Reaching out defines how you want to battle out your depression in phases and find a little window of opportunity for connection and hope.

While you keep on waiting for an extra day to tell someone about your depression, that day might never come. If you’re feeling disheartened, then you may use some help finding the retrieval path and getting some grip in the correct direction. It’s beautiful, even if you’re taking small steps at one time.

1. Battle dehumanizing yourself  

Every problem has a solution, so does depression. It is not a smudge of failure or a punishment or a weakness. The circumstance that depression is a psychosomatic disorder can take some of the pressure off your mind and emotions. Depression is not wholly your mistake because of things you did or because of who you are. The only person who you have throughout is you, and depression does not change your value or your self-worth. Stop dehumanizing yourself. Leave those negative thoughts behind. Take baby steps. Start with positive meditations. Understand your treatment process. It will take time, but everything will fall into the right place. Have faith in yourself and your loved ones. Love and support will take you out of the zone. 

2. Seek help where you feel most comfortable

Few people feel more relaxed by talking to their close friends or family when they are going through a depression episode. The healing process differs from person to person. Some might find comfort while talking to a therapist or a close friend; however, another group might find solace in a stranger of a helpline number. Nothing is right or wrong if you’re taking the step and asking for help. But together with these apprehensions remember that depression is a real mental health disorder. It is questionable that it will just go away with time. Nor your close friend or family wants to see you suffering. And only by asking those for help and letting them know how you feel, you allow them to walk together as you take steps in the direction of recovery and treatment.

3. Saying that you’re not okay is okay.

Perhaps you are not prepared to get into the details. At times it is difficult to define precisely what you are feeling or point to why you’re feeling low. It is essential to confess that you are not okay. Being honest in this phase might help you get out of the withdrawal symptoms. You tend to receive support from people who understand your pain. 

People dealing with depression who are surrounded by caring family and friends are lucky ones. It may be too much for an individual with depression to experience themselves; these supportive ones can identify a person’s hardship and the significance of the positive change.

4. Call for an appointment

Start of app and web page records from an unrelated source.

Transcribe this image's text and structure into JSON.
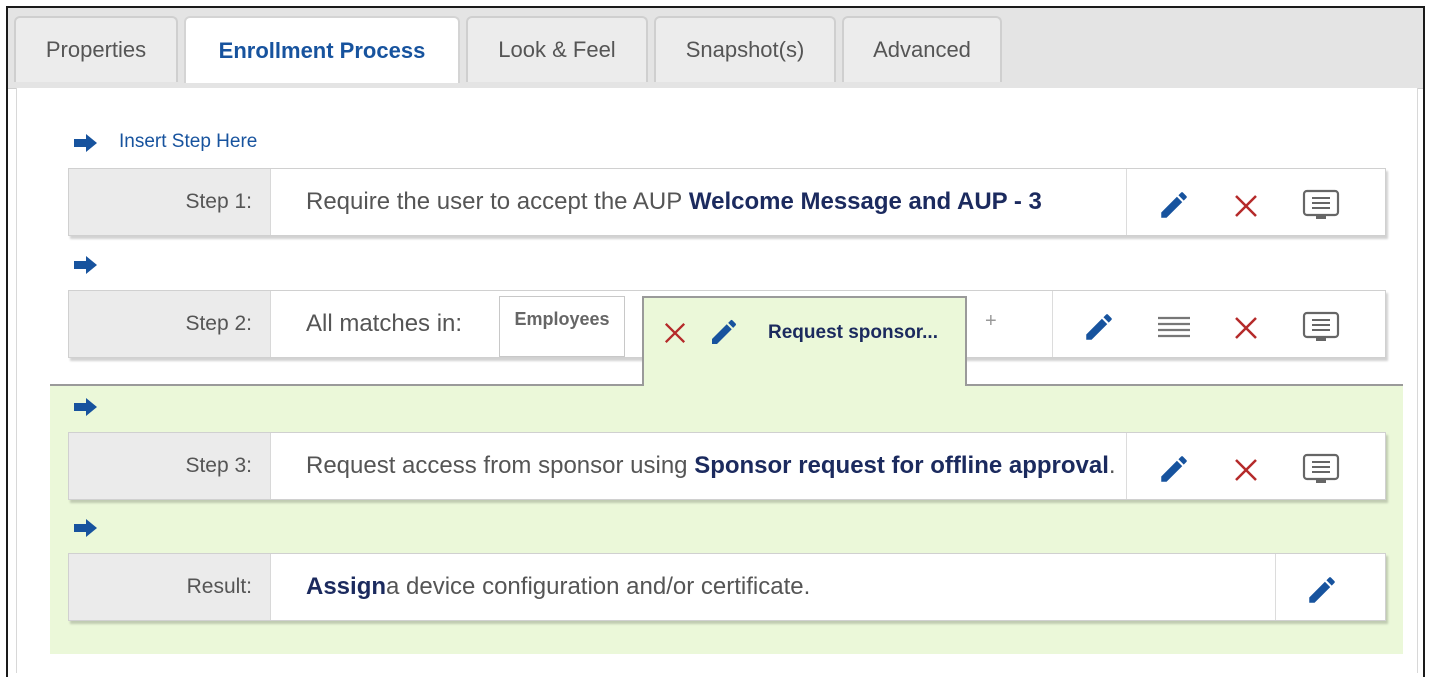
{
  "tabs": [
    {
      "label": "Properties",
      "active": false
    },
    {
      "label": "Enrollment Process",
      "active": true
    },
    {
      "label": "Look & Feel",
      "active": false
    },
    {
      "label": "Snapshot(s)",
      "active": false
    },
    {
      "label": "Advanced",
      "active": false
    }
  ],
  "insert_step_label": "Insert Step Here",
  "steps": [
    {
      "label": "Step 1:",
      "text": "Require the user to accept the AUP ",
      "bold": "Welcome Message and AUP - 3"
    },
    {
      "label": "Step 2:",
      "text": "All matches in:",
      "group": "Employees",
      "sponsor_tab": "Request sponsor...",
      "add_symbol": "+"
    },
    {
      "label": "Step 3:",
      "text": "Request access from sponsor using ",
      "bold": "Sponsor request for offline approval",
      "suffix": "."
    },
    {
      "label": "Result:",
      "bold": "Assign",
      "text": " a device configuration and/or certificate."
    }
  ],
  "colors": {
    "accent_blue": "#17539e",
    "dark_navy": "#1b2a5e",
    "delete_red": "#b52a2a",
    "green_zone": "#ebf8d9"
  },
  "icons": [
    "arrow-right-icon",
    "pencil-icon",
    "close-icon",
    "comment-icon",
    "list-icon"
  ]
}
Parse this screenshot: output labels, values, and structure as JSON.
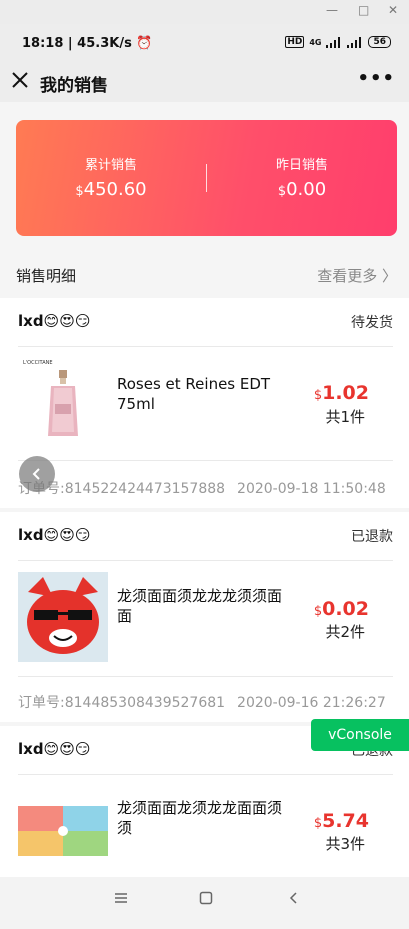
{
  "window_controls": {
    "minimize": "—",
    "maximize": "□",
    "close": "✕"
  },
  "statusbar": {
    "time": "18:18 | 45.3K/s",
    "battery": "56",
    "hd": "HD",
    "net": "4G"
  },
  "header": {
    "title": "我的销售",
    "more": "•••"
  },
  "summary": {
    "total_label": "累计销售",
    "total_currency": "$",
    "total_value": "450.60",
    "yesterday_label": "昨日销售",
    "yesterday_currency": "$",
    "yesterday_value": "0.00"
  },
  "section": {
    "title": "销售明细",
    "more": "查看更多 〉"
  },
  "orders": [
    {
      "user": "lxd😊😍😏",
      "status": "待发货",
      "product": "Roses et Reines EDT 75ml",
      "currency": "$",
      "price": "1.02",
      "qty": "共1件",
      "order_no": "订单号:814522424473157888",
      "date": "2020-09-18 11:50:48",
      "thumb_brand": "L'OCCITANE"
    },
    {
      "user": "lxd😊😍😏",
      "status": "已退款",
      "product": "龙须面面须龙龙龙须须面面",
      "currency": "$",
      "price": "0.02",
      "qty": "共2件",
      "order_no": "订单号:814485308439527681",
      "date": "2020-09-16 21:26:27"
    },
    {
      "user": "lxd😊😍😏",
      "status": "已退款",
      "product": "龙须面面龙须龙龙面面须须",
      "currency": "$",
      "price": "5.74",
      "qty": "共3件"
    }
  ],
  "vconsole": {
    "label": "vConsole"
  },
  "colors": {
    "accent": "#e8342e",
    "card_start": "#ff7b53",
    "card_end": "#ff3e6c",
    "vconsole": "#07c160"
  }
}
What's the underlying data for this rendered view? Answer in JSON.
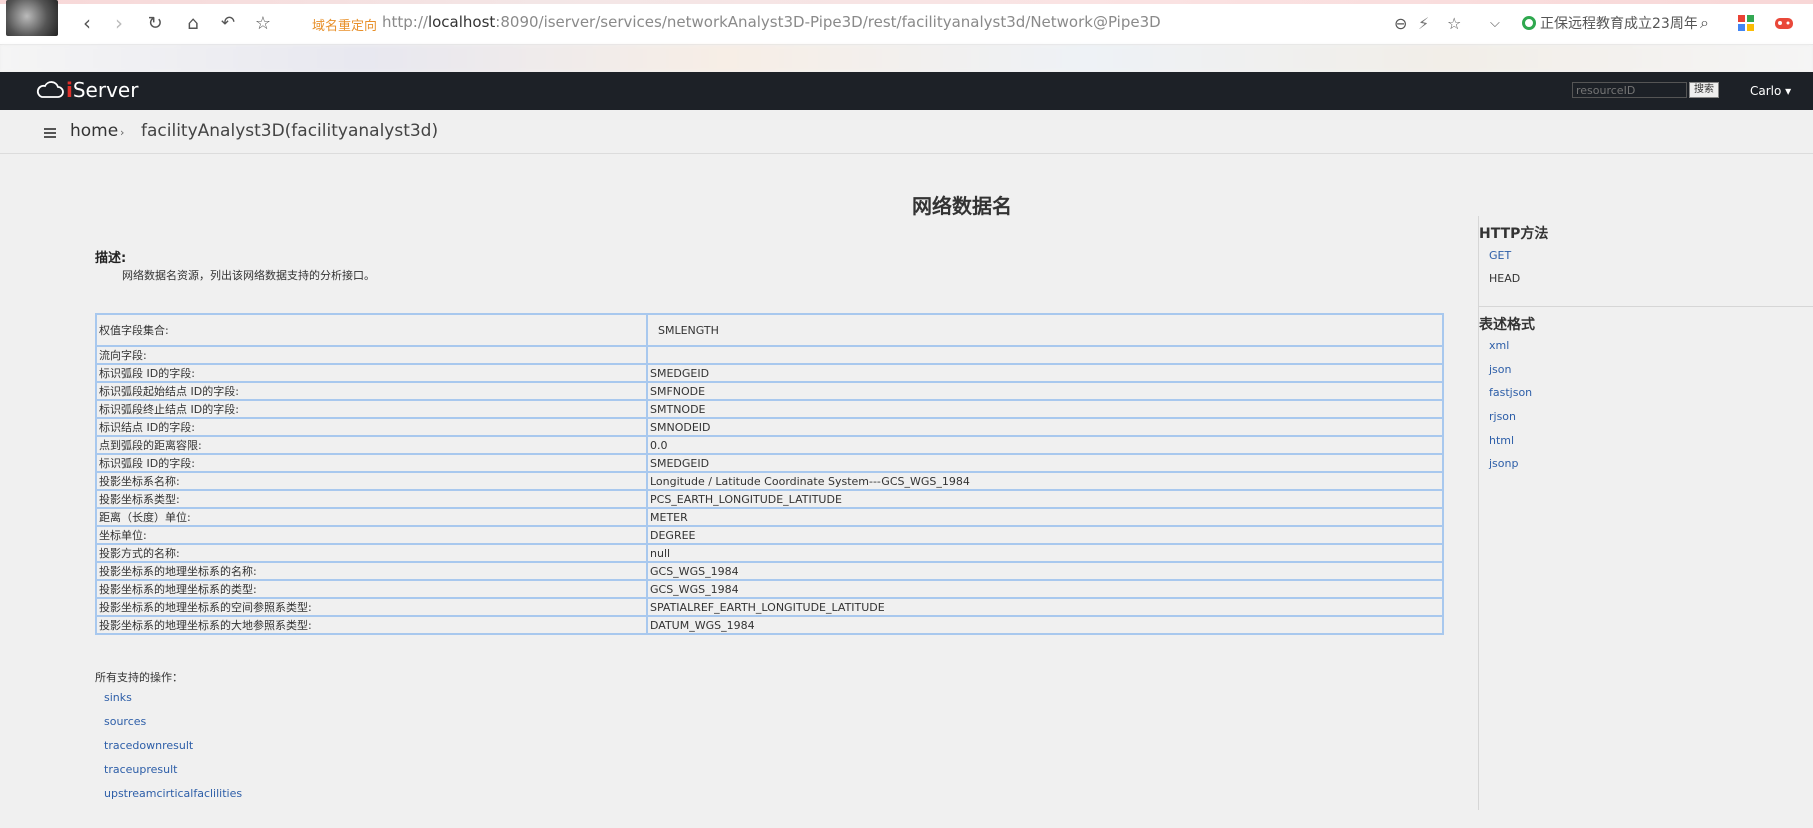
{
  "browser": {
    "redirect_label": "域名重定向",
    "url_prefix": "http://",
    "url_host": "localhost",
    "url_rest": ":8090/iserver/services/networkAnalyst3D-Pipe3D/rest/facilityanalyst3d/Network@Pipe3D",
    "news_text": "正保远程教育成立23周年"
  },
  "header": {
    "brand_i": "i",
    "brand_rest": "Server",
    "search_placeholder": "resourceID",
    "search_button": "搜索",
    "user": "Carlo ▾"
  },
  "breadcrumb": {
    "home": "home",
    "sep": "›",
    "current": "facilityAnalyst3D(facilityanalyst3d)"
  },
  "main": {
    "title": "网络数据名",
    "desc_label": "描述:",
    "desc_text": "网络数据名资源，列出该网络数据支持的分析接口。",
    "rows": [
      {
        "k": "权值字段集合:",
        "v": "SMLENGTH"
      },
      {
        "k": "流向字段:",
        "v": ""
      },
      {
        "k": "标识弧段 ID的字段:",
        "v": "SMEDGEID"
      },
      {
        "k": "标识弧段起始结点 ID的字段:",
        "v": "SMFNODE"
      },
      {
        "k": "标识弧段终止结点 ID的字段:",
        "v": "SMTNODE"
      },
      {
        "k": "标识结点 ID的字段:",
        "v": "SMNODEID"
      },
      {
        "k": "点到弧段的距离容限:",
        "v": "0.0"
      },
      {
        "k": "标识弧段 ID的字段:",
        "v": "SMEDGEID"
      },
      {
        "k": "投影坐标系名称:",
        "v": "Longitude / Latitude Coordinate System---GCS_WGS_1984"
      },
      {
        "k": "投影坐标系类型:",
        "v": "PCS_EARTH_LONGITUDE_LATITUDE"
      },
      {
        "k": "距离（长度）单位:",
        "v": "METER"
      },
      {
        "k": "坐标单位:",
        "v": "DEGREE"
      },
      {
        "k": "投影方式的名称:",
        "v": "null"
      },
      {
        "k": "投影坐标系的地理坐标系的名称:",
        "v": "GCS_WGS_1984"
      },
      {
        "k": "投影坐标系的地理坐标系的类型:",
        "v": "GCS_WGS_1984"
      },
      {
        "k": "投影坐标系的地理坐标系的空间参照系类型:",
        "v": "SPATIALREF_EARTH_LONGITUDE_LATITUDE"
      },
      {
        "k": "投影坐标系的地理坐标系的大地参照系类型:",
        "v": "DATUM_WGS_1984"
      }
    ],
    "ops_label": "所有支持的操作：",
    "ops": [
      "sinks",
      "sources",
      "tracedownresult",
      "traceupresult",
      "upstreamcirticalfaclilities"
    ]
  },
  "sidebar": {
    "http_title": "HTTP方法",
    "methods": [
      "GET",
      "HEAD"
    ],
    "format_title": "表述格式",
    "formats": [
      "xml",
      "json",
      "fastjson",
      "rjson",
      "html",
      "jsonp"
    ]
  }
}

Picking up the phone and calling for treatment help does it feel like a too big step? You can always ask someone to help you with this step. Book a movie with your family/loved ones/friends. Take a nice long walk on an empty lane. Readout your favorite book aloud. Do things with them that makes you happy. It’s time to be a little selfish and think about yourself. Call a helpline number or talk to you a stranger. Share what you are feeling. Doing things or sharing your feeling with your loved ones will ensure that you have someone to cheer your chaotic life up while making you feel supported.

5. Afraid of a Diagnosis

Many times, people terror the depression diagnosis itself. They would quietly ignore the fact because of the societal shame associated with it. These thoughts make the entire healing process heavyweight for an individual. Even with the proper diagnosis, take the fight with depression slowly. Don’t rush into things that you may regret later. Trust your doctor because you are on the recovery path. Neglecting the medical treatment will lead to a diagnosis of adequate attention that might remain impractical, and your depression is expected to get worse. As a correct mental health disorder, depression is nothing to be humiliated of, and the treatment center will maintain your dignity as you regain your power and your life.


Depression doesn’t hit at once suddenly. It has a habit of coming slowly. Nevertheless, it can construct and devastate you before you’re undoubtedly aware of it. A depression condition is built of disparities within you that you can’t merely arrange on your own. Quicker you approach complete depression treatment, the quicker your life will be tracked in an empowering way, living the life you desire.